Now the one problem with a Higgs at 250 GeV. In the last diary, I said that the Standard Model gave very precise predictions to a part per thousand. But in that third decimal place, there is a dependence on the Higgs mass. If the Higgs is above about 150 GeV, then the Standard Model predictions are off. Thus most physicists expect it to be lighter.
Here are the possibilities for the 250 GeV bump:
1. It is just bad luck, and will disappear after the next round of data (we will know if this is the case within two months).My personal guess is that #1 is 80% likely, #2 is 5% likely, #3 is 15% likely. We will know within a few months.
2. It is a Higgs, but the Standard Model has other particles that we haven't included in the precision calculations, so 230 GeV is ok.
3. The theory actually has two neutral Higgs, and the 230 GeV one is the heavier of the two (the other could be at 145 or lower). This is not crazy. Virtually every extension of the Standard Model has two Higgs particles (and tens of thousands of papers with two Higgs have been written).
For the 130-140 GeV bump, the possibilities are:
1. It is just bad luck, and will disappear after the next round of data (we will know within two months).My personal guess is that #1 is 30% likely, #2 is 30% likely, #3 is 40% likely.
2. It is the Standard Model Higgs.
3. It is a Higgs of a model with more Higgs bosons.
The next big conference is August 22nd in Mumbai. There will be a lot more data then.

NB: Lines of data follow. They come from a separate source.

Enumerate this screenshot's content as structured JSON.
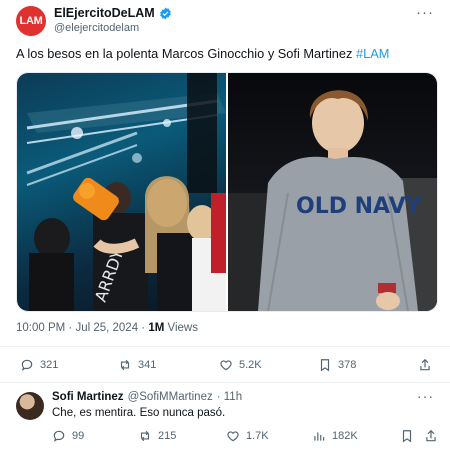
{
  "tweet": {
    "avatar_text": "LAM",
    "display_name": "ElEjercitoDeLAM",
    "handle": "@elejercitodelam",
    "text_main": "A los besos en la polenta Marcos Ginocchio y Sofi Martinez ",
    "hashtag": "#LAM",
    "time": "10:00 PM · Jul 25, 2024 · ",
    "views_count": "1M",
    "views_label": " Views",
    "stats": {
      "replies": "321",
      "reposts": "341",
      "likes": "5.2K",
      "bookmarks": "378"
    }
  },
  "reply": {
    "display_name": "Sofi Martinez",
    "handle": "@SofiMMartinez",
    "time": "· 11h",
    "text": "Che, es mentira. Eso nunca pasó.",
    "stats": {
      "replies": "99",
      "reposts": "215",
      "likes": "1.7K",
      "views": "182K"
    }
  },
  "photo_text": {
    "shirt_brand": "OLD NAVY"
  },
  "colors": {
    "accent": "#1d9bf0",
    "avatar_bg": "#e03131",
    "muted": "#536471"
  }
}
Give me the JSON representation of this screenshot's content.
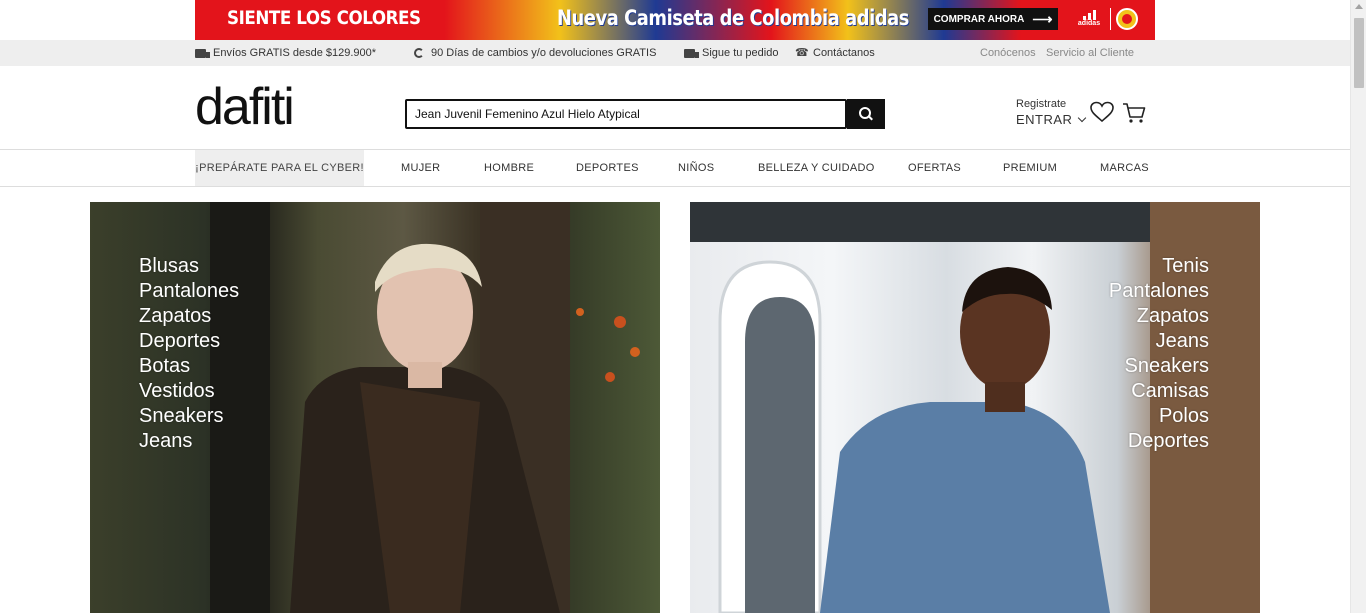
{
  "promo": {
    "left_text": "SIENTE LOS COLORES",
    "center_text": "Nueva Camiseta de Colombia adidas",
    "cta_label": "COMPRAR AHORA",
    "brand_label": "adidas",
    "colors": {
      "red": "#e3141b",
      "yellow": "#f2c11a",
      "blue": "#1f3a93"
    }
  },
  "utility": {
    "shipping": "Envíos GRATIS desde $129.900*",
    "returns": "90 Días de cambios y/o devoluciones GRATIS",
    "track": "Sigue tu pedido",
    "contact": "Contáctanos",
    "about": "Conócenos",
    "customer_service": "Servicio al Cliente",
    "icons": [
      "truck-icon",
      "cycle-icon",
      "truck-icon",
      "phone-icon"
    ]
  },
  "header": {
    "logo": "dafiti",
    "search_value": "Jean Juvenil Femenino Azul Hielo Atypical",
    "register": "Registrate",
    "login": "ENTRAR"
  },
  "nav": {
    "items": [
      "¡PREPÁRATE PARA EL CYBER!",
      "MUJER",
      "HOMBRE",
      "DEPORTES",
      "NIÑOS",
      "BELLEZA Y CUIDADO",
      "OFERTAS",
      "PREMIUM",
      "MARCAS"
    ]
  },
  "hero_women": {
    "links": [
      "Blusas",
      "Pantalones",
      "Zapatos",
      "Deportes",
      "Botas",
      "Vestidos",
      "Sneakers",
      "Jeans"
    ]
  },
  "hero_men": {
    "links": [
      "Tenis",
      "Pantalones",
      "Zapatos",
      "Jeans",
      "Sneakers",
      "Camisas",
      "Polos",
      "Deportes"
    ]
  }
}
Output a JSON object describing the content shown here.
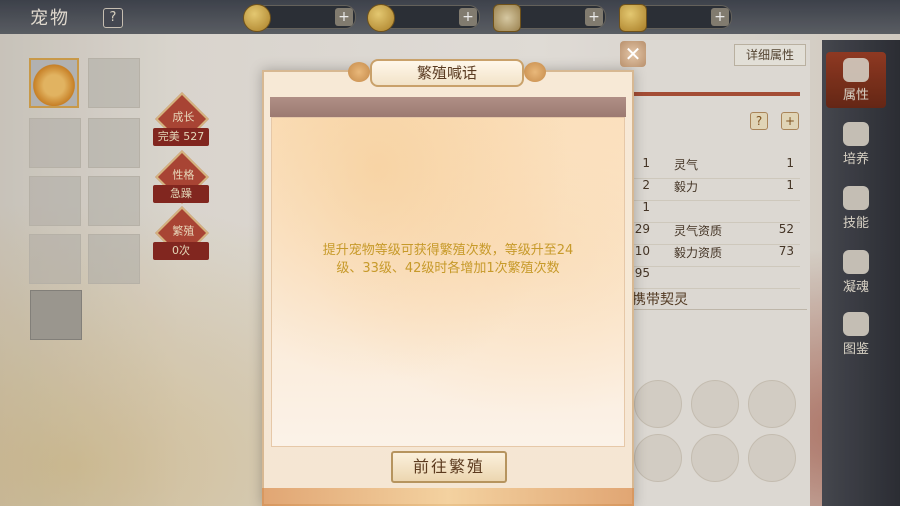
{
  "header": {
    "title": "宠物",
    "help": "?",
    "currencies": [
      {
        "icon": "copper-coin-icon",
        "plus": "+"
      },
      {
        "icon": "gold-coin-icon",
        "plus": "+"
      },
      {
        "icon": "silver-ingot-icon",
        "plus": "+"
      },
      {
        "icon": "gold-ingot-icon",
        "plus": "+"
      }
    ]
  },
  "left": {
    "growth_badge": "成长",
    "growth_label": "完美",
    "growth_value": "527",
    "temper_badge": "性格",
    "temper_value": "急躁",
    "breed_badge": "繁殖",
    "breed_value": "0次"
  },
  "right_panel": {
    "detail_button": "详细属性",
    "attributes": [
      {
        "lv": "1",
        "name": "灵气",
        "value": "1"
      },
      {
        "lv": "2",
        "name": "毅力",
        "value": "1"
      },
      {
        "lv": "1",
        "name": "",
        "value": ""
      },
      {
        "lv": "29",
        "name": "灵气资质",
        "value": "52"
      },
      {
        "lv": "10",
        "name": "毅力资质",
        "value": "73"
      },
      {
        "lv": "95",
        "name": "",
        "value": ""
      }
    ],
    "carry_title": "携带契灵"
  },
  "side_nav": {
    "items": [
      {
        "label": "属性",
        "icon": "paw-icon"
      },
      {
        "label": "培养",
        "icon": "cultivate-icon"
      },
      {
        "label": "技能",
        "icon": "scroll-icon"
      },
      {
        "label": "凝魂",
        "icon": "soul-icon"
      },
      {
        "label": "图鉴",
        "icon": "book-icon"
      }
    ]
  },
  "modal": {
    "title": "繁殖喊话",
    "text": "提升宠物等级可获得繁殖次数，等级升至24级、33级、42级时各增加1次繁殖次数",
    "button": "前往繁殖",
    "close": "✕"
  }
}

The new era in particle physics has begun.
UPDATE: Nice general review at http://www.nature.com/...